Directions for this task:
Set every entry down again exactly, excluding any pictures.

%%

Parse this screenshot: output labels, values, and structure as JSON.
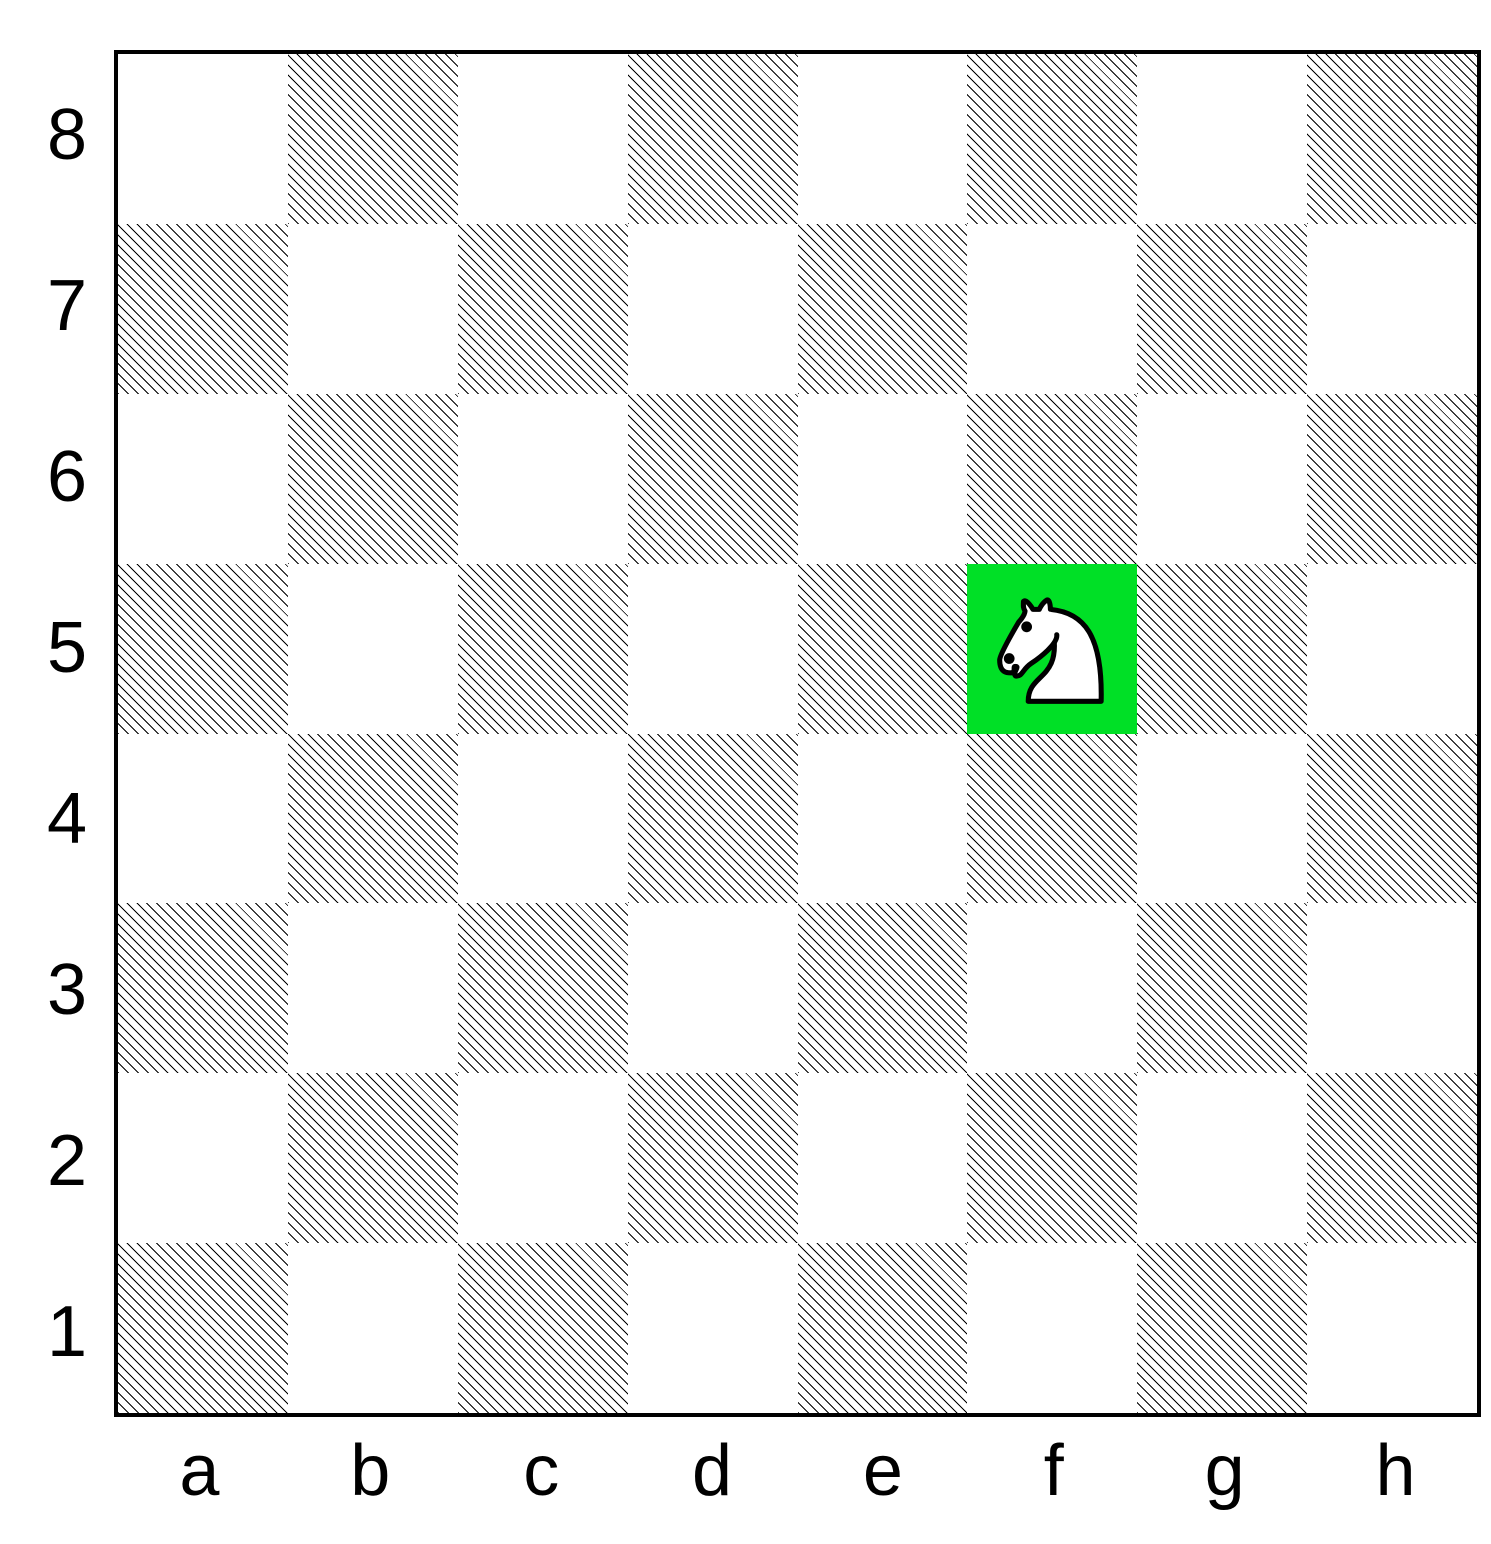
{
  "board": {
    "files": [
      "a",
      "b",
      "c",
      "d",
      "e",
      "f",
      "g",
      "h"
    ],
    "ranks_top_to_bottom": [
      "8",
      "7",
      "6",
      "5",
      "4",
      "3",
      "2",
      "1"
    ],
    "highlighted_squares": [
      "f5"
    ],
    "highlight_color": "#00e026",
    "pieces": [
      {
        "square": "f5",
        "piece": "N",
        "color": "white",
        "name": "white knight"
      }
    ]
  },
  "chart_data": {
    "type": "table",
    "description": "8x8 chessboard with a single white knight on f5, that square highlighted green",
    "files": [
      "a",
      "b",
      "c",
      "d",
      "e",
      "f",
      "g",
      "h"
    ],
    "ranks": [
      "1",
      "2",
      "3",
      "4",
      "5",
      "6",
      "7",
      "8"
    ],
    "placements": [
      {
        "file": "f",
        "rank": "5",
        "piece": "white knight"
      }
    ],
    "highlights": [
      {
        "file": "f",
        "rank": "5",
        "color": "#00e026"
      }
    ]
  }
}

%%

Task output:
Parse this screenshot: output labels, values, and structure as JSON.
{
  "board": {
    "files": [
      "a",
      "b",
      "c",
      "d",
      "e",
      "f",
      "g",
      "h"
    ],
    "ranks_top_to_bottom": [
      "8",
      "7",
      "6",
      "5",
      "4",
      "3",
      "2",
      "1"
    ],
    "highlighted_squares": [
      "f5"
    ],
    "highlight_color": "#00e026",
    "pieces": [
      {
        "square": "f5",
        "piece": "N",
        "color": "white",
        "name": "white knight"
      }
    ]
  },
  "chart_data": {
    "type": "table",
    "description": "8x8 chessboard with a single white knight on f5, that square highlighted green",
    "files": [
      "a",
      "b",
      "c",
      "d",
      "e",
      "f",
      "g",
      "h"
    ],
    "ranks": [
      "1",
      "2",
      "3",
      "4",
      "5",
      "6",
      "7",
      "8"
    ],
    "placements": [
      {
        "file": "f",
        "rank": "5",
        "piece": "white knight"
      }
    ],
    "highlights": [
      {
        "file": "f",
        "rank": "5",
        "color": "#00e026"
      }
    ]
  }
}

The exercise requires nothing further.